The odds got much better that a cruise ship making regular stops at Nawiliwili Harbor may overnight on the island.
And that is good news for the island’s visitor industry, said Sue Kanoho, executive director of the Kaua’i Visitors Bureau and chair of the Kaua’i Cruise Ship Committee.
Norwegian Cruise Line received the green light Friday to fly the stars and stripes over one of its nine existing cruise ships, and two under-construction vessels designed for interisland cruising in Hawaiian waters.
That means those American-flagged vessels won’t have to make the day-long trip to Fanning Island in Kiribati in order to meet federal cruise-ship legislation requiring foreign-flagged cruise ships to call on an international port between U.S. stops.
And that means there is a much greater chance that at least one of the ships will alter itineraries in order to overnight on a Neighbor Island, with Kanoho’s hope the island is Kaua’i.
“They (NCL) can just focus on the interisland, and that’s a great opportunity for us,” said Kanoho. The NCL moves more than replace the two American Hawai’i Cruises ships that used to call weekly on Nawiliwili.
“It may encourage more people to book NCL, based on the fact that they don’t have to go down to Fanning anymore,” she said.
“I think it’s all positive. We feel that this is going to be a long-term commitment that they’ve made,” said Kanoho.
President Bush approved the Omnibus Appropriations Act for Fiscal Year 2003, which includes a provision allowing NCL to re-flag as American one of its nine existing vessels, and two, under-construction craft.
A recent study indicates the move could create up to 10,000 new jobs in Hawai’i, and generate over $800 million in economic benefits to the state.
No decisions have been made about which existing NCL ship, if any, will be re-flagged, a move that would mandate a total crew of U.S. citizens, said Steve Hirano of Honolulu-based Pacific Management Consultants, Inc., the Hawai’i spokesman for NCL.
Now, with international flags, the NCL ships have international crews, Hirano said.
“What the new law does is allow Norwegian Cruise Line to take these two ships, that are being built right now, (and) they will be become American-flagged ships, and they’ll be able to cruise Hawai’i only,” without having to call on any international port, Hirano explained.
The law also allows NCL to re-flag one of its existing nine cruise ships under U.S. colors, allowing it also to cruise in and out of American ports without having to call on international destinations in between, he said.
It has not yet been determined which existing ship will be re-flagged, but that ship also must be re-crewed, with nothing but American citizens working aboard, under provisions of the new law, he said.
“It just means that there will be three U.S.-flagged ships that can sail in Hawai’i” without having to go to Fanning, Hirano said.

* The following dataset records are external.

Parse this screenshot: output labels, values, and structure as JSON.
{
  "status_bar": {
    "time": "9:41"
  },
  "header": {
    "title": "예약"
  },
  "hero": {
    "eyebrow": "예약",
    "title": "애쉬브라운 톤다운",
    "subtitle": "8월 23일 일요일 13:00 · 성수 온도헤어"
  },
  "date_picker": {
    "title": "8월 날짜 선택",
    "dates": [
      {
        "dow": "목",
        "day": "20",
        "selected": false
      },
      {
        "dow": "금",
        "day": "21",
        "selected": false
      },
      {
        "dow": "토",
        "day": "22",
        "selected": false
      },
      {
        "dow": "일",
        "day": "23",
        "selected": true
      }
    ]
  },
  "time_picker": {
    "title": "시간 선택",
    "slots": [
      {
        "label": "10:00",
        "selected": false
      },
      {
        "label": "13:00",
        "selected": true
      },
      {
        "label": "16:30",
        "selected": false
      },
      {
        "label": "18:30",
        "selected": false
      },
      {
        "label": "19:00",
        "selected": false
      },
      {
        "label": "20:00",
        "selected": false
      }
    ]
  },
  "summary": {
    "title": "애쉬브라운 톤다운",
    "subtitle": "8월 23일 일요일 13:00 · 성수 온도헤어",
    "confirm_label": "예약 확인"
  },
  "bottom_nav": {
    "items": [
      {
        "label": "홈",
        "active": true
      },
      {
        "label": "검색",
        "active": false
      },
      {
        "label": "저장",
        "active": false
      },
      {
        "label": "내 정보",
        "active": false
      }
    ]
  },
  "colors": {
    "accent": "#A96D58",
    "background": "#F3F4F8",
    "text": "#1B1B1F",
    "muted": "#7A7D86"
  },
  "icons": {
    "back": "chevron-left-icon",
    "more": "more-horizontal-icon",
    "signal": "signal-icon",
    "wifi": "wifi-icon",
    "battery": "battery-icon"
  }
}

Until further notice, the two ships regularly calling on Nawiliwili will continue calling on Fanning, he added.
Currently, the Norwegian Star calls on Nawiliwili each Saturday morning, carrying up to 2,000 passengers and around 1,000 crew members. It is part of a seven-day cruise that includes stops at Fanning, Honolulu, Hilo on the Big Island, and Kahului, Maui.
Cruise-ship arrivals provide instant boosts for the local economy, with shore activities, shopping and activities shuttles, car-rental companies, taxis, malls, local shops big and small, and other commercial entities all enjoying brisk activity on “boat days.”
The sister ship, Norwegian Wind, carrying fewer passengers and crew, calls regularly on Nawiliwili when it is in Hawaiian waters conducting 11-day interisland cruises.
The cruise-ship provision in the new law was backed by U.S. Sen. Daniel K. Inouye, D-Hawai’i.
Staff Writer Paul C. Curtis can be reached at firstname.lastname@example.org or 245-3681 (ext. 224).